▶ **TASK INSTRUCTIONS**: Please reproduce the data in full, exactly as it stands.

[Element data from apps and pages]
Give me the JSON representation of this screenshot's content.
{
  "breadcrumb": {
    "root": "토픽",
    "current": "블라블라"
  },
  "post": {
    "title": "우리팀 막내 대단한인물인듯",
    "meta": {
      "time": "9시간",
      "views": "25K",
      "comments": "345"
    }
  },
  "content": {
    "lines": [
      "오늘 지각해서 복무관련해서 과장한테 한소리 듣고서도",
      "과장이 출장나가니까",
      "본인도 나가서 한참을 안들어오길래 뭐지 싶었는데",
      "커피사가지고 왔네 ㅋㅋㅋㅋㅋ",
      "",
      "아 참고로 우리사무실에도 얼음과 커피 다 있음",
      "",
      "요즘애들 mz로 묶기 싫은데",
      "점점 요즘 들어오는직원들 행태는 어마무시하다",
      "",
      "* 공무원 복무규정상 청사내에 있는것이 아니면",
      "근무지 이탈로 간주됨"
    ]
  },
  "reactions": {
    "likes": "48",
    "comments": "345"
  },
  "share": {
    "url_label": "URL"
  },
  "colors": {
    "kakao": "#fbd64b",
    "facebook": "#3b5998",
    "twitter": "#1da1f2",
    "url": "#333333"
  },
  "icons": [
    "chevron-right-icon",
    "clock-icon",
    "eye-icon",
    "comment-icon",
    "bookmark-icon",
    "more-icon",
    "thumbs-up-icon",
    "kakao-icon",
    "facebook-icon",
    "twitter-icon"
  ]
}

▶ **ANSWER TO THIS TASK**:
Give me the JSON representation of this screenshot's content.
{
  "breadcrumb": {
    "root": "토픽",
    "current": "블라블라"
  },
  "post": {
    "title": "우리팀 막내 대단한인물인듯",
    "meta": {
      "time": "9시간",
      "views": "25K",
      "comments": "345"
    }
  },
  "content": {
    "lines": [
      "오늘 지각해서 복무관련해서 과장한테 한소리 듣고서도",
      "과장이 출장나가니까",
      "본인도 나가서 한참을 안들어오길래 뭐지 싶었는데",
      "커피사가지고 왔네 ㅋㅋㅋㅋㅋ",
      "",
      "아 참고로 우리사무실에도 얼음과 커피 다 있음",
      "",
      "요즘애들 mz로 묶기 싫은데",
      "점점 요즘 들어오는직원들 행태는 어마무시하다",
      "",
      "* 공무원 복무규정상 청사내에 있는것이 아니면",
      "근무지 이탈로 간주됨"
    ]
  },
  "reactions": {
    "likes": "48",
    "comments": "345"
  },
  "share": {
    "url_label": "URL"
  },
  "colors": {
    "kakao": "#fbd64b",
    "facebook": "#3b5998",
    "twitter": "#1da1f2",
    "url": "#333333"
  },
  "icons": [
    "chevron-right-icon",
    "clock-icon",
    "eye-icon",
    "comment-icon",
    "bookmark-icon",
    "more-icon",
    "thumbs-up-icon",
    "kakao-icon",
    "facebook-icon",
    "twitter-icon"
  ]
}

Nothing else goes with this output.